[[ Exercise materials open ]]

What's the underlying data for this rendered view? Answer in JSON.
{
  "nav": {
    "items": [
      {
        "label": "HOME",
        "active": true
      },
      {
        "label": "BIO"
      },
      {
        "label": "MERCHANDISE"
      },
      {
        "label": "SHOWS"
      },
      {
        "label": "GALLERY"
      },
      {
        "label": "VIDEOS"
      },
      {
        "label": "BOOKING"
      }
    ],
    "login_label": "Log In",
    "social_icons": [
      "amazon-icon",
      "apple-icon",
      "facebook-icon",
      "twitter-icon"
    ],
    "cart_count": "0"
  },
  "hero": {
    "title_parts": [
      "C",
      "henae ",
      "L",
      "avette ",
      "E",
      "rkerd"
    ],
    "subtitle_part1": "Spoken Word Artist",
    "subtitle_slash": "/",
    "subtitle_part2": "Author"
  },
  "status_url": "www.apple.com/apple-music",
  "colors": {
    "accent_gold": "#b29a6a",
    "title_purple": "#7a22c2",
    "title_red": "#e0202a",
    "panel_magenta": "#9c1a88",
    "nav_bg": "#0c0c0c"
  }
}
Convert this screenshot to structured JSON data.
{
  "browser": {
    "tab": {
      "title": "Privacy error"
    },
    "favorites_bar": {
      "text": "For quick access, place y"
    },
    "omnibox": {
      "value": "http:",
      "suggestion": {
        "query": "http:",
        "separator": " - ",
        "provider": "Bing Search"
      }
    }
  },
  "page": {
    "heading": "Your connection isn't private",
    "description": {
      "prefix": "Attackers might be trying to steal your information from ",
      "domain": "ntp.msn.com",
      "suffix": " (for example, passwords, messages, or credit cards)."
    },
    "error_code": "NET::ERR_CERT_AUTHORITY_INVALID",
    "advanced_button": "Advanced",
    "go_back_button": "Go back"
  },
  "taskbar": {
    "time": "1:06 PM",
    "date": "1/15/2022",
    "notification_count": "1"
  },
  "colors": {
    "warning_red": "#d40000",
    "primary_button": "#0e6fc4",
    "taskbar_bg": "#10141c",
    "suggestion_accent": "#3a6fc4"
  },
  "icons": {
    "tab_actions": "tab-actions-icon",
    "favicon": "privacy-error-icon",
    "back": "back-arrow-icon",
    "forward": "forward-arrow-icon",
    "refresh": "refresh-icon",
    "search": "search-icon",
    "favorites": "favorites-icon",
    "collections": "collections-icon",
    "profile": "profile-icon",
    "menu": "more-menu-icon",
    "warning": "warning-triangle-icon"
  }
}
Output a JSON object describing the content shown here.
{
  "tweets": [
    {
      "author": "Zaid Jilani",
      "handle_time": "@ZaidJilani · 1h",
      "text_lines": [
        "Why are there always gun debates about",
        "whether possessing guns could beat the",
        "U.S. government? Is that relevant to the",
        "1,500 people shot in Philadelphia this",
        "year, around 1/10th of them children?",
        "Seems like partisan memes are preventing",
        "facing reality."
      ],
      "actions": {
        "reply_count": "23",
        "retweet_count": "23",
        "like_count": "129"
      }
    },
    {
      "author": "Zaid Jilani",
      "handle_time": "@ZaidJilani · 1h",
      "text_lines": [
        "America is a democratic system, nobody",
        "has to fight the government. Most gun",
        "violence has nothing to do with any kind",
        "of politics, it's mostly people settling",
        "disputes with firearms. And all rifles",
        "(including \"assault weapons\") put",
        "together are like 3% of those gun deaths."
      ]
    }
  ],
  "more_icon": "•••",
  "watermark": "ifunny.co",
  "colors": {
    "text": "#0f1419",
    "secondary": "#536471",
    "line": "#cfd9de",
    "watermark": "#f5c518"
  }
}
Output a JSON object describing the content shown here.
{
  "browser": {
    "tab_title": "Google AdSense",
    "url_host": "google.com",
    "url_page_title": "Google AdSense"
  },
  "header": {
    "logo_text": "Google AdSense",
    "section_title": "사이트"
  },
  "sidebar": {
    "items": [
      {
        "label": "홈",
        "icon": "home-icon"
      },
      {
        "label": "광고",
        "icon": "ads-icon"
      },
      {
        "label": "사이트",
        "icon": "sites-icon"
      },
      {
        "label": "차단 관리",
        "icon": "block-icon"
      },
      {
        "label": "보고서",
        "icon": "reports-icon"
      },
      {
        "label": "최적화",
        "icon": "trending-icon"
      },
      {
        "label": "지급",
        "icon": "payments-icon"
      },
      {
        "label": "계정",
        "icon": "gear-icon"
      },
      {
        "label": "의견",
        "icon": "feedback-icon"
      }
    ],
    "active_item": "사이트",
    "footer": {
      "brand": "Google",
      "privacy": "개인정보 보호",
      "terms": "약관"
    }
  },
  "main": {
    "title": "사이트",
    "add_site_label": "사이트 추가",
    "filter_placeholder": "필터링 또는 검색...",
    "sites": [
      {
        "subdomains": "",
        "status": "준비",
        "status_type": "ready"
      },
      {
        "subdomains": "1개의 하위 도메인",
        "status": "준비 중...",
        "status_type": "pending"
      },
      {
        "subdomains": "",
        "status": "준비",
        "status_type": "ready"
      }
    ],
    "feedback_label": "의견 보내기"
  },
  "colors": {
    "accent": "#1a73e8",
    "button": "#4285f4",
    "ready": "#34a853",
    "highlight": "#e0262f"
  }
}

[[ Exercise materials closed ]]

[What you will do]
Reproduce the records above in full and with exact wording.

[Task answer]
What's the underlying data for this rendered view? Answer in JSON.
{
  "nav": {
    "items": [
      {
        "label": "HOME",
        "active": true
      },
      {
        "label": "BIO"
      },
      {
        "label": "MERCHANDISE"
      },
      {
        "label": "SHOWS"
      },
      {
        "label": "GALLERY"
      },
      {
        "label": "VIDEOS"
      },
      {
        "label": "BOOKING"
      }
    ],
    "login_label": "Log In",
    "social_icons": [
      "amazon-icon",
      "apple-icon",
      "facebook-icon",
      "twitter-icon"
    ],
    "cart_count": "0"
  },
  "hero": {
    "title_parts": [
      "C",
      "henae ",
      "L",
      "avette ",
      "E",
      "rkerd"
    ],
    "subtitle_part1": "Spoken Word Artist",
    "subtitle_slash": "/",
    "subtitle_part2": "Author"
  },
  "status_url": "www.apple.com/apple-music",
  "colors": {
    "accent_gold": "#b29a6a",
    "title_purple": "#7a22c2",
    "title_red": "#e0202a",
    "panel_magenta": "#9c1a88",
    "nav_bg": "#0c0c0c"
  }
}
Convert this screenshot to structured JSON data.
{
  "browser": {
    "tab": {
      "title": "Privacy error"
    },
    "favorites_bar": {
      "text": "For quick access, place y"
    },
    "omnibox": {
      "value": "http:",
      "suggestion": {
        "query": "http:",
        "separator": " - ",
        "provider": "Bing Search"
      }
    }
  },
  "page": {
    "heading": "Your connection isn't private",
    "description": {
      "prefix": "Attackers might be trying to steal your information from ",
      "domain": "ntp.msn.com",
      "suffix": " (for example, passwords, messages, or credit cards)."
    },
    "error_code": "NET::ERR_CERT_AUTHORITY_INVALID",
    "advanced_button": "Advanced",
    "go_back_button": "Go back"
  },
  "taskbar": {
    "time": "1:06 PM",
    "date": "1/15/2022",
    "notification_count": "1"
  },
  "colors": {
    "warning_red": "#d40000",
    "primary_button": "#0e6fc4",
    "taskbar_bg": "#10141c",
    "suggestion_accent": "#3a6fc4"
  },
  "icons": {
    "tab_actions": "tab-actions-icon",
    "favicon": "privacy-error-icon",
    "back": "back-arrow-icon",
    "forward": "forward-arrow-icon",
    "refresh": "refresh-icon",
    "search": "search-icon",
    "favorites": "favorites-icon",
    "collections": "collections-icon",
    "profile": "profile-icon",
    "menu": "more-menu-icon",
    "warning": "warning-triangle-icon"
  }
}
Output a JSON object describing the content shown here.
{
  "tweets": [
    {
      "author": "Zaid Jilani",
      "handle_time": "@ZaidJilani · 1h",
      "text_lines": [
        "Why are there always gun debates about",
        "whether possessing guns could beat the",
        "U.S. government? Is that relevant to the",
        "1,500 people shot in Philadelphia this",
        "year, around 1/10th of them children?",
        "Seems like partisan memes are preventing",
        "facing reality."
      ],
      "actions": {
        "reply_count": "23",
        "retweet_count": "23",
        "like_count": "129"
      }
    },
    {
      "author": "Zaid Jilani",
      "handle_time": "@ZaidJilani · 1h",
      "text_lines": [
        "America is a democratic system, nobody",
        "has to fight the government. Most gun",
        "violence has nothing to do with any kind",
        "of politics, it's mostly people settling",
        "disputes with firearms. And all rifles",
        "(including \"assault weapons\") put",
        "together are like 3% of those gun deaths."
      ]
    }
  ],
  "more_icon": "•••",
  "watermark": "ifunny.co",
  "colors": {
    "text": "#0f1419",
    "secondary": "#536471",
    "line": "#cfd9de",
    "watermark": "#f5c518"
  }
}
Output a JSON object describing the content shown here.
{
  "browser": {
    "tab_title": "Google AdSense",
    "url_host": "google.com",
    "url_page_title": "Google AdSense"
  },
  "header": {
    "logo_text": "Google AdSense",
    "section_title": "사이트"
  },
  "sidebar": {
    "items": [
      {
        "label": "홈",
        "icon": "home-icon"
      },
      {
        "label": "광고",
        "icon": "ads-icon"
      },
      {
        "label": "사이트",
        "icon": "sites-icon"
      },
      {
        "label": "차단 관리",
        "icon": "block-icon"
      },
      {
        "label": "보고서",
        "icon": "reports-icon"
      },
      {
        "label": "최적화",
        "icon": "trending-icon"
      },
      {
        "label": "지급",
        "icon": "payments-icon"
      },
      {
        "label": "계정",
        "icon": "gear-icon"
      },
      {
        "label": "의견",
        "icon": "feedback-icon"
      }
    ],
    "active_item": "사이트",
    "footer": {
      "brand": "Google",
      "privacy": "개인정보 보호",
      "terms": "약관"
    }
  },
  "main": {
    "title": "사이트",
    "add_site_label": "사이트 추가",
    "filter_placeholder": "필터링 또는 검색...",
    "sites": [
      {
        "subdomains": "",
        "status": "준비",
        "status_type": "ready"
      },
      {
        "subdomains": "1개의 하위 도메인",
        "status": "준비 중...",
        "status_type": "pending"
      },
      {
        "subdomains": "",
        "status": "준비",
        "status_type": "ready"
      }
    ],
    "feedback_label": "의견 보내기"
  },
  "colors": {
    "accent": "#1a73e8",
    "button": "#4285f4",
    "ready": "#34a853",
    "highlight": "#e0262f"
  }
}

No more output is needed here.